The event will also see the launch of a competition for East Midland’s youngsters to win one of 35 emda funded places at UK Space School 2009, a 6 or 8 day residential summer space school hosted by the University of Leicester.

Space School UK includes lectures and workshops by some of the world’s leading space scientists, the chance to build and launch high-speed rockets, telescope observing sessions, simulated space missions, SCUBA diving, flying in the Airkix vertical wind tunnel and visiting the laboratories where Europe’s ExoMars rover is being built. It’s a packed programme designed to inspire as well as to help students in their understanding of space science

“UK Space School is one of the best things I have ever done” – Dhan-sham Rana, Space School participant 2008

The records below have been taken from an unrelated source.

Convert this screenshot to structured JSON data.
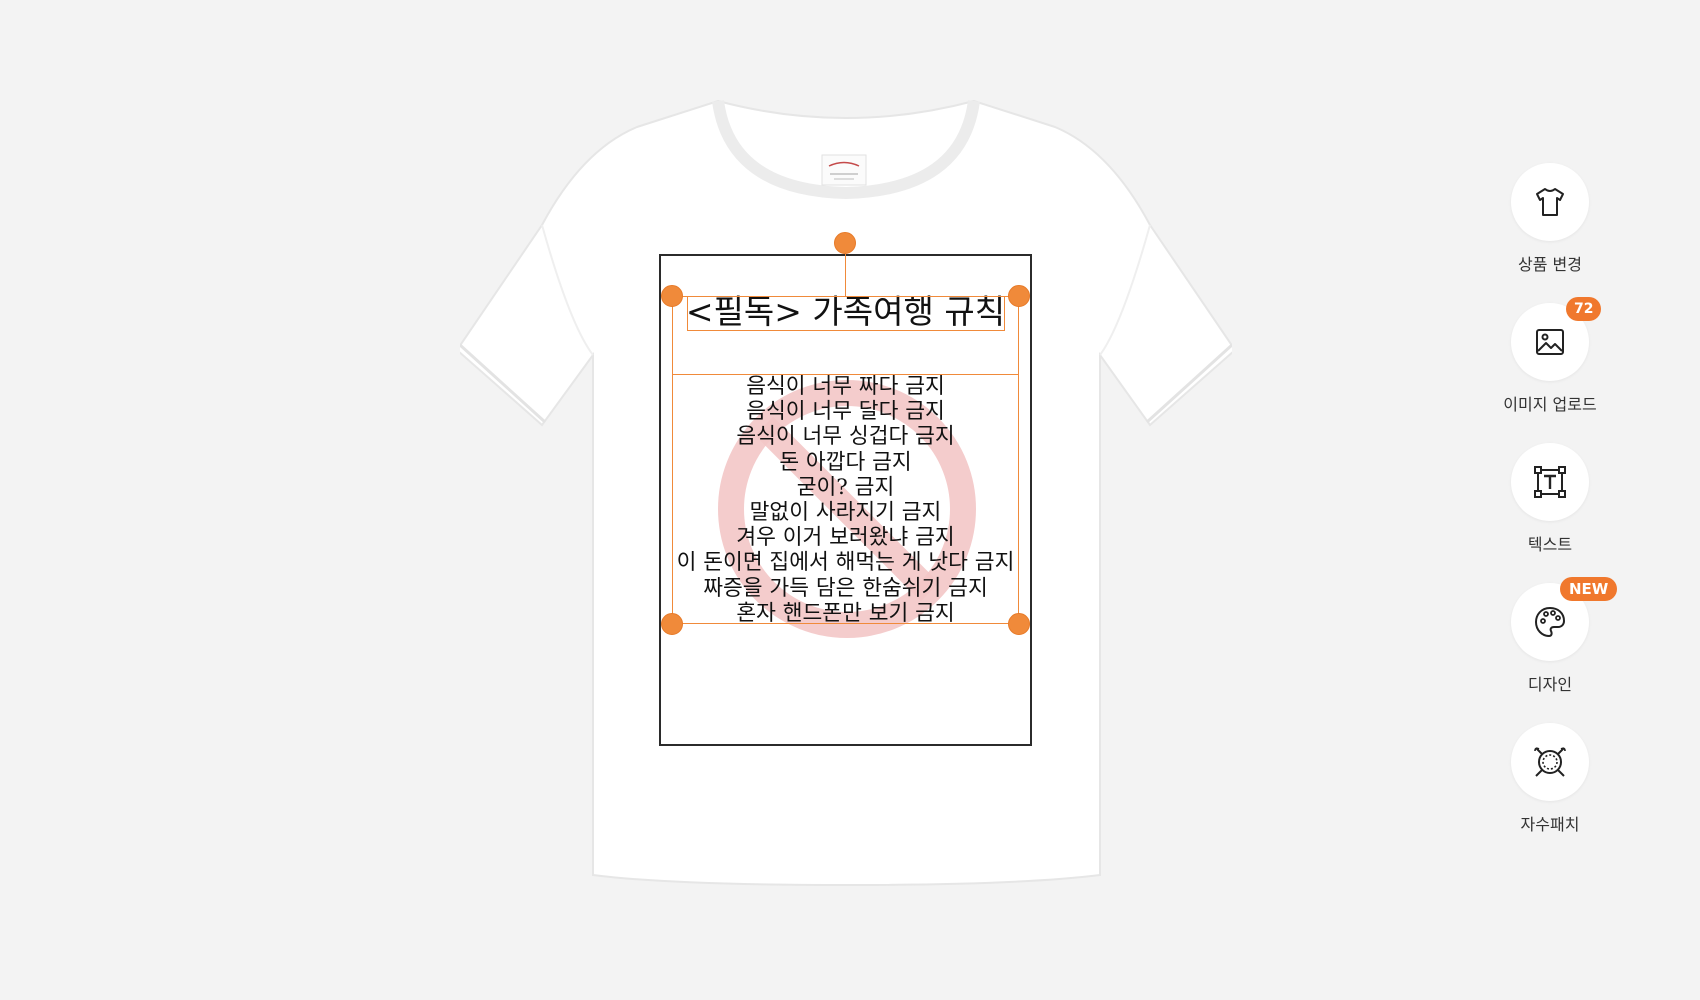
{
  "design": {
    "title": "<필독> 가족여행 규칙",
    "rules": [
      "음식이 너무 짜다 금지",
      "음식이 너무 달다 금지",
      "음식이 너무 싱겁다 금지",
      "돈 아깝다 금지",
      "굳이? 금지",
      "말없이 사라지기 금지",
      "겨우 이거 보러왔냐 금지",
      "이 돈이면 집에서 해먹는 게 낫다 금지",
      "짜증을 가득 담은 한숨쉬기 금지",
      "혼자 핸드폰만 보기 금지"
    ]
  },
  "toolbar": {
    "items": [
      {
        "label": "상품 변경",
        "icon": "tshirt-icon"
      },
      {
        "label": "이미지 업로드",
        "icon": "image-icon",
        "badge": "72"
      },
      {
        "label": "텍스트",
        "icon": "text-frame-icon"
      },
      {
        "label": "디자인",
        "icon": "palette-icon",
        "badge": "NEW"
      },
      {
        "label": "자수패치",
        "icon": "embroidery-patch-icon"
      }
    ]
  },
  "colors": {
    "selection": "#f08a3a",
    "badge": "#f0782d",
    "background": "#f3f3f3",
    "ban_mark": "#f3c7c7"
  }
}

The Space Academy provides education programmes, summer space schools, roadshows and conferences, built around schools’ curricula in science, technology, engineering and maths (STEM) using space as the inspirational hook.  It is aimed at students from 9-19 years of age, and their teachers, in the East Midlands and beyond. It encourages and supports them to consider the benefits and challenges of careers in these fields. It will draw on the skills and reputations of universities in the region, which are international leaders in space-related subjects, and employers who need scientists and engineers.